Exactly, yes. PulseAudio talks to audio drivers directly. But these drivers aren’t specific to PulseAudio. Instead, it uses the part of the ALSA framework that talks to your audio hardware – the bit embedded within the kernel. ALSA, like PulseAudio, bridges several different layers, which may be why there’s so much confusion. Above the hardware/driver layer, ALSA is replaced by PulseAudio, because only one framework can access the hardware at any one time. That means your audio hardware only needs to support ALSA, as used within the Linux kernel, and it supports PulseAudio too. This can lead to confusion as you can’t run ALSA alongside PulseAudio, at least not without some manual intervention. So while both use the ALSA driver element, only one framework can talk to that driver. If you do want to use ALSA-only, you have to run it through PulseAudio or kill of PulseAudio’s access to your hardware.

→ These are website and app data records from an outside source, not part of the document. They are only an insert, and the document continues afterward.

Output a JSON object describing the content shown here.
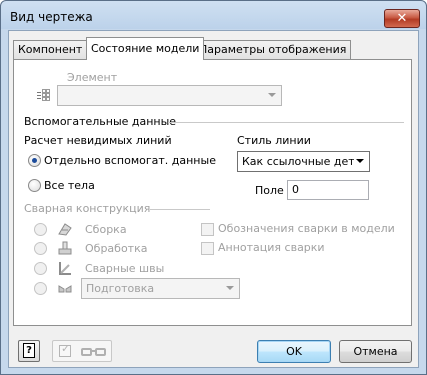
{
  "window": {
    "title": "Вид чертежа",
    "close_glyph": "✕"
  },
  "tabs": [
    {
      "label": "Компонент",
      "active": false
    },
    {
      "label": "Состояние модели",
      "active": true
    },
    {
      "label": "Параметры отображения",
      "active": false
    }
  ],
  "element": {
    "label": "Элемент",
    "value": ""
  },
  "auxiliary": {
    "group_label": "Вспомогательные данные",
    "hidden_lines_label": "Расчет невидимых линий",
    "options": [
      {
        "label": "Отдельно вспомогат. данные",
        "checked": true
      },
      {
        "label": "Все тела",
        "checked": false
      }
    ],
    "line_style_label": "Стиль линии",
    "line_style_value": "Как ссылочные детал",
    "field_label": "Поле",
    "field_value": "0"
  },
  "weldment": {
    "group_label": "Сварная конструкция",
    "items": [
      {
        "label": "Сборка",
        "icon": "assembly-icon"
      },
      {
        "label": "Обработка",
        "icon": "machining-icon"
      },
      {
        "label": "Сварные швы",
        "icon": "welds-icon"
      }
    ],
    "preparation_value": "Подготовка",
    "checkboxes": [
      {
        "label": "Обозначения сварки в модели",
        "checked": false
      },
      {
        "label": "Аннотация сварки",
        "checked": false
      }
    ]
  },
  "footer": {
    "ok_label": "OK",
    "cancel_label": "Отмена",
    "help_glyph": "?"
  },
  "colors": {
    "accent": "#1d4c9b",
    "close": "#c85a43"
  }
}
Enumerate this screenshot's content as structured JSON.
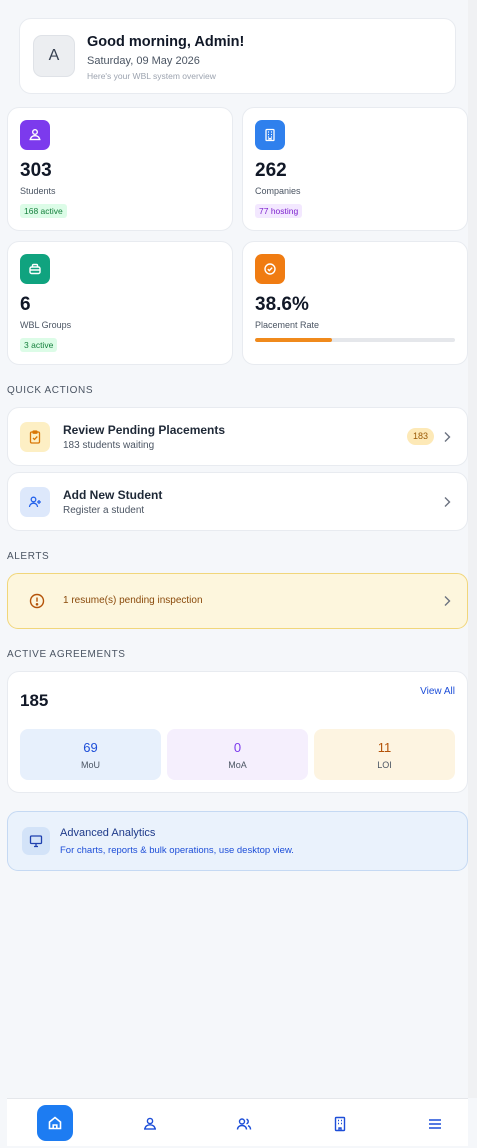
{
  "greeting": {
    "avatar_initial": "A",
    "title": "Good morning, Admin!",
    "date": "Saturday, 09 May 2026",
    "subtitle": "Here's your WBL system overview"
  },
  "stats": [
    {
      "icon": "students-icon",
      "value": "303",
      "label": "Students",
      "badge": "168 active",
      "color": "#7c3aed"
    },
    {
      "icon": "building-icon",
      "value": "262",
      "label": "Companies",
      "badge": "77 hosting",
      "color": "#2563eb"
    },
    {
      "icon": "groups-icon",
      "value": "6",
      "label": "WBL Groups",
      "badge": "3 active",
      "color": "#10a37f"
    },
    {
      "icon": "check-circle-icon",
      "value": "38.6%",
      "label": "Placement Rate",
      "progress": 0.386,
      "color": "#f07c12"
    }
  ],
  "sections": {
    "quick_actions": "QUICK ACTIONS",
    "alerts": "ALERTS",
    "active_agreements": "ACTIVE AGREEMENTS"
  },
  "actions": [
    {
      "title": "Review Pending Placements",
      "subtitle": "183 students waiting",
      "count": "183",
      "icon": "clipboard-check-icon"
    },
    {
      "title": "Add New Student",
      "subtitle": "Register a student",
      "icon": "user-plus-icon"
    }
  ],
  "alert": {
    "text": "1 resume(s) pending inspection",
    "icon": "warning-circle-icon"
  },
  "agreements": {
    "total": "185",
    "view_all": "View All",
    "tiles": [
      {
        "value": "69",
        "label": "MoU",
        "color": "#1d4ed8"
      },
      {
        "value": "0",
        "label": "MoA",
        "color": "#7c3aed"
      },
      {
        "value": "11",
        "label": "LOI",
        "color": "#b45309"
      }
    ]
  },
  "analytics": {
    "title": "Advanced Analytics",
    "subtitle": "For charts, reports & bulk operations, use desktop view."
  },
  "nav": [
    "home-icon",
    "students-icon",
    "users-icon",
    "building-icon",
    "menu-icon"
  ]
}
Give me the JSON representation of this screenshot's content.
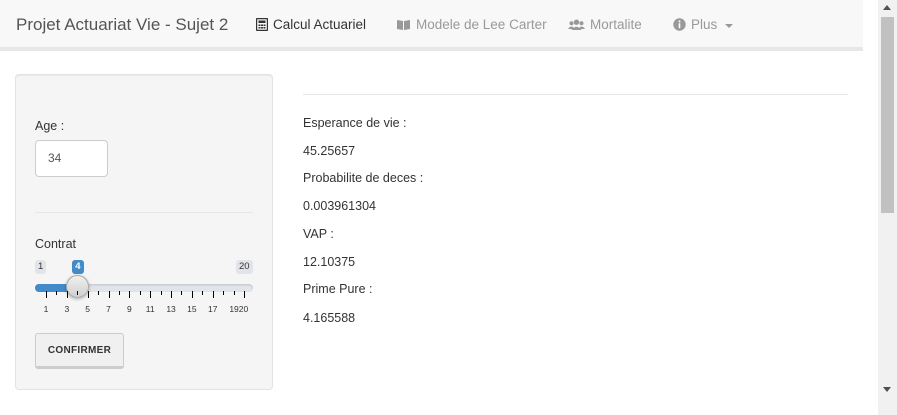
{
  "navbar": {
    "brand": "Projet Actuariat Vie - Sujet 2",
    "tabs": [
      {
        "label": "Calcul Actuariel",
        "icon": "calculator-icon",
        "active": true
      },
      {
        "label": "Modele de Lee Carter",
        "icon": "book-icon",
        "active": false
      },
      {
        "label": "Mortalite",
        "icon": "users-icon",
        "active": false
      },
      {
        "label": "Plus",
        "icon": "info-circle-icon",
        "active": false
      }
    ]
  },
  "sidebar": {
    "age_label": "Age :",
    "age_value": "34",
    "contrat_label": "Contrat",
    "slider": {
      "min": 1,
      "max": 20,
      "value": 4,
      "min_label": "1",
      "max_label": "20",
      "value_label": "4",
      "ticks": [
        "1",
        "3",
        "5",
        "7",
        "9",
        "11",
        "13",
        "15",
        "17",
        "1920"
      ]
    },
    "confirm_label": "CONFIRMER"
  },
  "results": [
    {
      "label": "Esperance de vie :",
      "value": "45.25657"
    },
    {
      "label": "Probabilite de deces :",
      "value": "0.003961304"
    },
    {
      "label": "VAP :",
      "value": "12.10375"
    },
    {
      "label": "Prime Pure :",
      "value": "4.165588"
    }
  ],
  "colors": {
    "accent": "#428bca",
    "navbar_bg": "#f8f8f8",
    "panel_bg": "#f5f5f5"
  }
}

Alongside drivers that talk to your hardware, PulseAudio is also capable of talking to your network. This is a little-used feature, but it means that you should be able to use any of your machines running PulseAudio as audio input and outputs for another machine on the network. You could have Spotify installed on one machine, for example, and play its output via another machine. It’s also the perfect example of how well engineered PulseAudio is – the engine is running independently of the input and output hardware.
How does this all come together on your desktop?
On top of the driver layer there’s PulseAudio’s core. This is where the real work is done, connecting the capabilities of your hardware drivers to the software you’re running on the desktop. Using our audio and video metaphor, this is where all the images are combined with the output capabilities and sent on their way. To ensure that PulseAudio can be as compatible as possible with older systems, a library layer sits atop the core, allowing applications that know nothing about PulseAudio to still play their audio through a compatibility layer. This is how native ALSA applications behave, for example, as the ALSA library is replaced by one that talks to PulseAudio instead. But the main desktops are also capable of talking directly to the core and managing which parts of their own sub-system are sending audio. This is what Ubuntu’s Unity is doing, for example, and that’s why you have a good degree of control over what applications are currently playing back and how loud they are. Gnome is the same.
This is great, but it still doesn’t give me access to all that power you’ve been talking about.
The ultimate in PulseAudio control comes from the command line, and specifically, a command called pactl. For example, typing pactl load-module module-raop-discover will load a dynamic network discovery module that will detect any AirPlay devices on your network (as long as roap is compiled into your version of PulseAudio, which it should be). Pavucontrol should now list any AirPlay devices, such as Kano or XBMC, and allow you to select these as outputs, enabling you to play music from one machine that outputs on another, and there are many more different modules and combinations.
This sounds straightforward, should I be worried if PulseAudio no longer scares me?
Not at all. When it works it’s brilliant and you don’t have to worry about it. But hopefully, you’ve got some appreciation of its complexity and how it’s performing all this magic, as well as knowing it can be used for some advanced trickery too. If you want to know more about the advanced stuff and grab version 6 as soon as it’s been released, PulseAudio lives at